The vocabulary and sayings that we are going to see here are to be used in a social context, with friends or family. When you are in a professional setting, we advise you to stay with your scholarly French and avoid any “slang” or improper language techniques.… Read More
At school, in group classes or private lessons, we learn proper French, the French of Molière and Victor Hugo.
But the French people don’t always speak such a romantic French. If you plan on spending time with locals during your next vacation in Paris or on the French Riviera, maybe you will need to learn a bit more.… Read More

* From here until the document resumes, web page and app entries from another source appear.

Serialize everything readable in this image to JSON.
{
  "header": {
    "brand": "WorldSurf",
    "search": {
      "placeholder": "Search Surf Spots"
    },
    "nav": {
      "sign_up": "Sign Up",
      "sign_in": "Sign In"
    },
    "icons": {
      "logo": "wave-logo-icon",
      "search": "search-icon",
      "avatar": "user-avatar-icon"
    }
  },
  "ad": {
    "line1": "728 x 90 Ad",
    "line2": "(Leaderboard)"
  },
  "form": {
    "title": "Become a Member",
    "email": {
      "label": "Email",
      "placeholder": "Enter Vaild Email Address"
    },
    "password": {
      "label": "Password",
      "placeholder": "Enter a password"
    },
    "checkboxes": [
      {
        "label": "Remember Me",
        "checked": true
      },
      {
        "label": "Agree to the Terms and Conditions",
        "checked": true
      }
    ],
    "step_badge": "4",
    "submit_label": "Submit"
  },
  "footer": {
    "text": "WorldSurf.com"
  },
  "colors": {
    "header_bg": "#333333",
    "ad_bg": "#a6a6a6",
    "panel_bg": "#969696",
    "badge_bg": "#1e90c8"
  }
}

Our French-speaking cousins overseas definitely speak French, but their French is a little bit different which includes its own unique idioms. Before we speak about grammar or about the language itself, you will see the first big difference, or better yet hear it.… Read More
Here the two fold story of the French nouns that were originally the last name of the person who invented them:

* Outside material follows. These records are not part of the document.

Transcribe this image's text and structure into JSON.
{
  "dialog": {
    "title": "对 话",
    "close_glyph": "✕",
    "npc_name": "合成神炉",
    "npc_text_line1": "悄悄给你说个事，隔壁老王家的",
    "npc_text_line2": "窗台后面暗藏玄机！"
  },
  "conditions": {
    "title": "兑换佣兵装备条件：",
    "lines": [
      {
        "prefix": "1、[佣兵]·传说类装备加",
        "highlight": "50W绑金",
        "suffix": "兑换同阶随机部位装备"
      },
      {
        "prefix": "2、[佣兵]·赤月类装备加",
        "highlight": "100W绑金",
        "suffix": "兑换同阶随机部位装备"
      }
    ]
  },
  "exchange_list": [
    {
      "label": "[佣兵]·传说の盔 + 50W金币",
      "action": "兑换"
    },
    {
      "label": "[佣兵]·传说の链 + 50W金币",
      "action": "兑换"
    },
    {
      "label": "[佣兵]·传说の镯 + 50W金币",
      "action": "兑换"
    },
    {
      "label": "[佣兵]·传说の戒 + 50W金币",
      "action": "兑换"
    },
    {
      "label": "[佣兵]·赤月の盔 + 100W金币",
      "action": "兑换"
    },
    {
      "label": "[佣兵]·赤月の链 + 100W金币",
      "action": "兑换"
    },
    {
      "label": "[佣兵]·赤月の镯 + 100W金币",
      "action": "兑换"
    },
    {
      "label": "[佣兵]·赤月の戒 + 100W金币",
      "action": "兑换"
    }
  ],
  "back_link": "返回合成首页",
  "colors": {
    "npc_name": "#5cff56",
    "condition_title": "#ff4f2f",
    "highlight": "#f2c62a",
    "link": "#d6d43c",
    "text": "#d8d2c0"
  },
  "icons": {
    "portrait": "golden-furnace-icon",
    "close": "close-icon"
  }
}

“Un Amphitryon” can be used in a very formal language as “a host who receives guests for diner”. This name became popular after the success of a Moliere play from the XVIIth century, whose main character was called this way.… Read More
French language is full of idioms that seem to be coming from nowhere. Indeed, we do love to embellish our way of speaking! Below is the origin of some common idioms:

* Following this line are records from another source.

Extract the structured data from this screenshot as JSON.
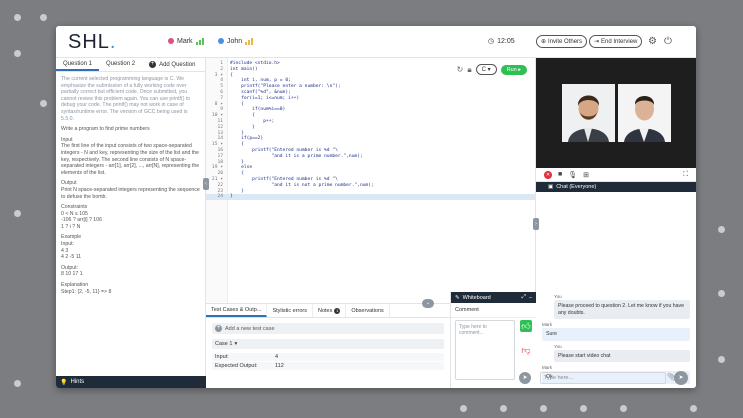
{
  "colors": {
    "brand_blue": "#2f9ad8",
    "run_green": "#2fbf55",
    "dark_navy": "#1f2b38",
    "end_call_red": "#e0323a"
  },
  "header": {
    "logo": "SHL",
    "participants": [
      {
        "name": "Mark",
        "dot": "#e0507a",
        "bars": "#5cc25a"
      },
      {
        "name": "John",
        "dot": "#4a8ee6",
        "bars": "#e9b84a"
      }
    ],
    "timer": "12:05",
    "invite_label": "Invite Others",
    "end_label": "End Interview"
  },
  "question": {
    "tabs": [
      "Question 1",
      "Question 2",
      "Add Question"
    ],
    "intro": "The current selected programming language is C. We emphasize the submission of a fully working code over partially correct but efficient code. Once submitted, you cannot review this problem again. You can use printf() to debug your code. The printf() may not work in case of syntax/runtime error. The version of GCC being used is 5.5.0.",
    "task": "Write a program to find prime numbers",
    "input_title": "Input",
    "input_text": "The first line of the input consists of two space-separated integers - N and key, representing the size of the list and the key, respectively. The second line consists of N space-separated integers - arr[1], arr[2], ..., arr[N], representing the elements of the list.",
    "output_title": "Output",
    "output_text": "Print N space-separated integers representing the sequence to defuse the bomb.",
    "constraints_title": "Constraints",
    "constraints": [
      "0 < N ≤ 105",
      "-106 ? arr[i] ? 106",
      "1 ? i ? N"
    ],
    "example_title": "Example",
    "example_input_label": "Input:",
    "example_input": [
      "4 3",
      "4 2 -5 11"
    ],
    "example_output_label": "Output:",
    "example_output": "8 10 17 1",
    "explanation_title": "Explanation",
    "explanation": "Step1: {2, -5, 11} => 8",
    "hints_label": "Hints"
  },
  "editor": {
    "language": "C",
    "run_label": "Run",
    "lines": [
      "#include <stdio.h>",
      "int main()",
      "{",
      "    int i, num, p = 0;",
      "    printf(\"Please enter a number: \\n\");",
      "    scanf(\"%d\", &num);",
      "    for(i=1; i<=num; i++)",
      "    {",
      "        if(num%i==0)",
      "        {",
      "            p++;",
      "        }",
      "    }",
      "    if(p==2)",
      "    {",
      "        printf(\"Entered number is %d \"\\",
      "               \"and it is a prime number.\",num);",
      "    }",
      "    else",
      "    {",
      "        printf(\"Entered number is %d \"\\",
      "               \"and it is not a prime number.\",num);",
      "    }",
      "}"
    ]
  },
  "tests": {
    "tabs": [
      "Test Cases & Outp...",
      "Stylistic errors",
      "Notes",
      "Observations"
    ],
    "notes_badge": "1",
    "add_label": "Add a new test case",
    "case_label": "Case 1",
    "input_label": "Input:",
    "input_value": "4",
    "expected_label": "Expected Output:",
    "expected_value": "112"
  },
  "whiteboard": {
    "title": "Whiteboard",
    "comment_label": "Comment",
    "placeholder": "Type here to comment..."
  },
  "chat": {
    "title": "Chat (Everyone)",
    "messages": [
      {
        "from": "You",
        "text": "Please proceed to question 2. Let me know if you have any doubts."
      },
      {
        "from": "Mark",
        "text": "Sure"
      },
      {
        "from": "You",
        "text": "Please start video chat"
      },
      {
        "from": "Mark",
        "text": "Ok"
      }
    ],
    "input_placeholder": "Type here..."
  }
}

“To fall into the apples” means to faint. This idiom is believed to be invented by George Sand, a contemporary writer who used to write “I’m in the cooked apples” when she was feeling very tired.… Read More